Up a River Without a Paddle – A Chinese Misadventure!
You cannot always avoid missteps as you pursue international business growth, but with good guidance you can be better prepared and learn how to avoid them. Below are some insights from EuroLink Managing Director, Joe Mannion:
If you push new frontiers enough in international business travel eventually you will get caught out somewhere. If only you could predict when & where! Some years ago in one of my first business trips around China, I set off from Hong Kong one morning in search of a supplier. Now normally I am very comfortable doing business and traveling internationally. After all I have been doing this for many years now. Speaking several languages fluently, and usually being on the road or in the air 50% of the time, you would think that very little could trip me up out there. While that confidence has brought me and my clients great success, on this day I was literally left up a river without a paddle. Up the Pearl river delta to be precise.
On the trip I had been meeting with potential business partners, to supply some parts to a U.S. client for significant international contracts. Over a period of a couple of weeks I had been in and out of mainland China, from Guangzhou to Xiamen, from Shanghai to Shenzen, Macao, Hong Kong and many other places in between. It was a great adventure, and very productive. Being there, and going to meet potential new partners, is part of my approach to international business which is founded squarely on building relationships and trust. Going the extra mile is crucial in vetting businesses, and seeing them in operation is the best way to evaluate their real capabilities. I met dozens of companies on that trip. For most of the time I worked with local business experts and contacts who would introduce me to them, usually accompanying me to their locations. Having strong well-introduced guidance from local market experts is critical to succeeding internationally. But not that day!
For that day I decided to go native, or at least as native as I was capable of in China at the time. I set off early on one of the many ferries leading up the Pearl river delta, sure of my route and how to get to the day’s destination for a meeting. But after a couple of hours I found myself in an unknown port, with no idea where I was and how I was going to get out of there. To add to the pressure, and besides missing the meeting (something I hate), I knew that if I returned out to Hong Kong my last re-entry visa into mainland China was used up. My trip would be a bust. There were people everywhere at this port (to this day I could not tell you the name of the place), but all were busy going about their business. Nobody that I could find spoke English or could make any sense of my attempt to say where I was trying to get to. At the time my visa meant that I had to get out of China that night, or risk trouble with the authorities! Added pressure. So I did the only thing that I could. I went to the police! I had often heard that if you are in trouble in far flung places, calmly approach the authorities and see if they can help. In China it was never hard to find a policeman or soldier, they were everywhere. And sure enough they helped me. They found a local business person who was heading where I needed to go, and better still who could speak English.
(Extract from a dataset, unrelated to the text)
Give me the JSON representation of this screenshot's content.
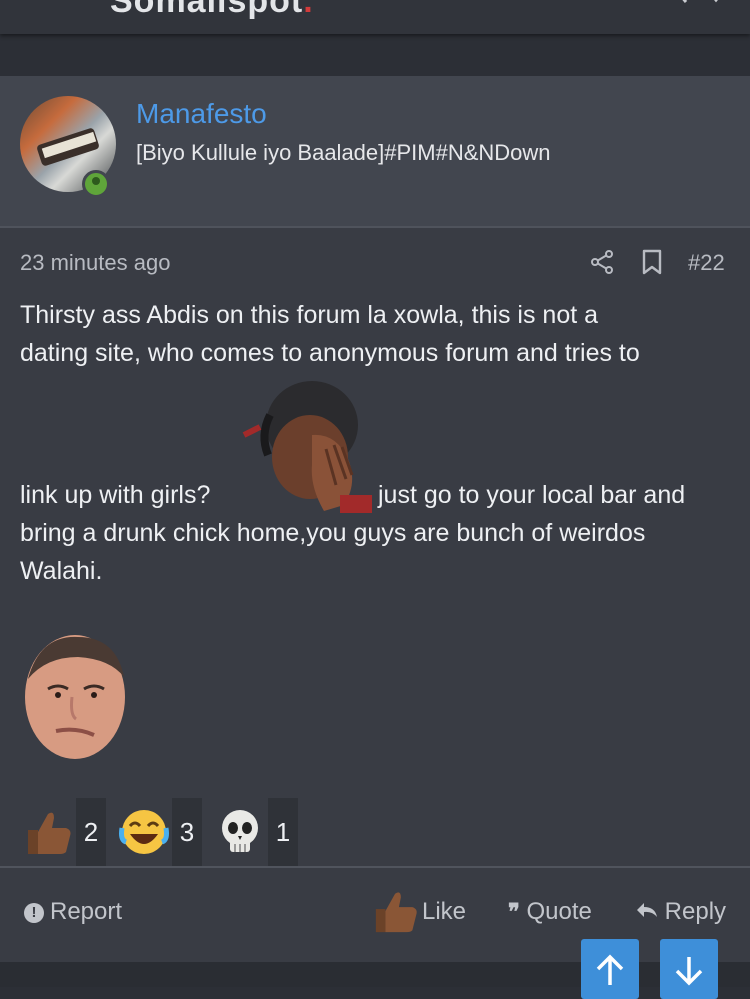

From that point on, everything worked out great that day. I thanked the local officers and the businessman, and I was soon at my destination. After the meeting I made doubly sure I was told exactly how to get back to Hong Kong without any missteps.Getting back to Hong Kong that night was a great relief, and a good story to share with my local experts over dinner. Just as I help my clients to successfully create business internationally, principally in Europe and North America, I always appreciated their local expertise and contacts. That way you save yourself from being left up a river without a paddle!